No picture exemplifies the last fifteen years for the Browns quite like this photo to the right. So many quarterbacks that just didn’t pan out, whether they were rookie hopefuls like Tim Couch and Brady Quinn or veteran journeymen like Jeff Garcia and Jake Delhomme. Now, the Browns have one of both, with a veteran in Josh McCown and youngster in Johnny Manziel. It appears that Josh McCown may be the starting quarterback for Week 1, but at age 35, he clearly is not the future of the Browns, and we should anticipate a mid-season handover to Johnny Manziel,
Manziel, however, clearly failed to live up to the endless hype last season. He only had two starts, both losses and had a QB rating of 42. However, that is still a fairly small sample size, and having already hit rock bottom last season, Manziel should provide some improvement this year, especially with proper coaching. One of the Browns’ biggest problems is impatience, and at the very least, Cleveland should give Manziel another year so see if there is enough improvement to warrant his retention.
Ideally, what the Browns should do is start the season with Josh McCown and give the QB job to Manziel around Week 7 against the Rams or Week 8 against the Cardinals in relatively low profile games (ideally you’d want to start him against a weak defense, but the Browns lack that luxury this season). If Manziel does well in his starts, stays healthy and keeps himself out of trouble, Cleveland should build around Johnny Football and they might have the closest thing they’ve had to a franchise quarterback since Bernie Kosar. The Browns would finally be able to focus on the positions they’ve neglected in their pursuit of a franchise QB, such as the wide receiver and safety positions.
However, if Johnny Manziel has an equally terrible 2015 season, whether on or off the field, then the Browns should look elsewhere for their quarterbacking needs. However, it is crucial that they abstain from reaching too far in drafting a quarterback. Too often, they’ve drafted a quarterback in the late first round expecting them to be career starters, only for them to fizzle out. Brady Quinn, Brandon Weeden and Johnny Manziel were both taken with the 22nd pick of the draft, and while Quinn was expected to have gone much earlier, both Manziel and Weeden were reaches, and they failed to live up to expectations. What the Browns should do is keep an eye on the incoming QB class and only draft one if Manziel shows no improvement and there is a surefire franchise QB available. Anything less is just going to be another name on that infamous jersey. Names to watch include Connor Cook of Michigan State, Christian Hackenberg of Penn State and Kevin Hogan of Stanford. If none of them are available when the Browns pick, they shouldn’t use up their first rounder on a second round prospect, and should instead take a slow development approach with a mid round QB, or just sit out the class completely and roll with a veteran.

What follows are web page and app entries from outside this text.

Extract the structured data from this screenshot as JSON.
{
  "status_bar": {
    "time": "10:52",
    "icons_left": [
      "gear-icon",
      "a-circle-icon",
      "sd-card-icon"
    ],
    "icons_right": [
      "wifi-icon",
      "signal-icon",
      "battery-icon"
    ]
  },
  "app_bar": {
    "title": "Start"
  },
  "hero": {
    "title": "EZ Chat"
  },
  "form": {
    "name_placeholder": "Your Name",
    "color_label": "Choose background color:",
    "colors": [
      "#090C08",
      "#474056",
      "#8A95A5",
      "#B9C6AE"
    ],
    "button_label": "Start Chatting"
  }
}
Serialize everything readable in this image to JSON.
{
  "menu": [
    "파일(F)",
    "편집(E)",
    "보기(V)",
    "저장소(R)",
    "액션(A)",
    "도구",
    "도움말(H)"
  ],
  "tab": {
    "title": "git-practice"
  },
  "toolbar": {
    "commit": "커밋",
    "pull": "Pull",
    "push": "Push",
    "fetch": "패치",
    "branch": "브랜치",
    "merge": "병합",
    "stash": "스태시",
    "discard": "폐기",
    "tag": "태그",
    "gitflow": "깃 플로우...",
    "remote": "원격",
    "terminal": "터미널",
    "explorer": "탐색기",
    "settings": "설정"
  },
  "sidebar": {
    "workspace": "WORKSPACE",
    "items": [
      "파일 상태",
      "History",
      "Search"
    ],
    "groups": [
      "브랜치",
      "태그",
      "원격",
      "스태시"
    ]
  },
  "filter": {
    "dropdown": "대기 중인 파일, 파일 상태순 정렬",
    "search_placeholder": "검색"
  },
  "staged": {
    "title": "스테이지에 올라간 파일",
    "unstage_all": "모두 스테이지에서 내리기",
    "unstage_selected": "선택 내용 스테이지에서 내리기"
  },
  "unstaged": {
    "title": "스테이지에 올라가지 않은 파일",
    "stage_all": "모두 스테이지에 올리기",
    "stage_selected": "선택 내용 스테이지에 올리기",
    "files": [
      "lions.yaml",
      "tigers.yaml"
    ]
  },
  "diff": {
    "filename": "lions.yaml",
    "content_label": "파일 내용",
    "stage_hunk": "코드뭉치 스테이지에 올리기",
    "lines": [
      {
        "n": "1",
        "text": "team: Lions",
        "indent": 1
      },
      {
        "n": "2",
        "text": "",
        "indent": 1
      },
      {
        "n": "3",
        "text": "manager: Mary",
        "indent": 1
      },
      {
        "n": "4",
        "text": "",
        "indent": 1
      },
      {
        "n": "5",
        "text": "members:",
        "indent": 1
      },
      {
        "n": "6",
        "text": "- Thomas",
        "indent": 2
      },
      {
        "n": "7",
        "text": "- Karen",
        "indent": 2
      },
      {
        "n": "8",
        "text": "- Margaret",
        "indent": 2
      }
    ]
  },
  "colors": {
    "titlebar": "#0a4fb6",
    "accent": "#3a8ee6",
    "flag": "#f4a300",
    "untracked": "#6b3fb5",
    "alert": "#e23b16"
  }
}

The Outlook For Now
Right now, things don’t look too good for the Browns, but the defense and offensive line gives some reason for hope and should keep them out of the AFC cellar. The QB situation is one to watch during training camp, and the Browns may kick the tires on some free agents to see if they fit with the offense. I’m sure they could use the second coming of Victor Cruz as much as anyone. For this season, I predict the Browns going 5-11. They made some improvements, especially on defense, but the offense still lacks talent in the skill positions (despite adding Dwayne Bowe). The 7-9 performance (and 7-4 start) of last year seems like a tough one to replicate given the much harder schedule of this year, having to go up against both the AFC and NFC West. In the offseason, in addition to their focus on the NFL Draft, they will have a tough decision to make regarding the future of center Alex Mack. However, seeing as this team has more issues in the front office than on the field, it will take more than a year of work to emerge from this long term crisis.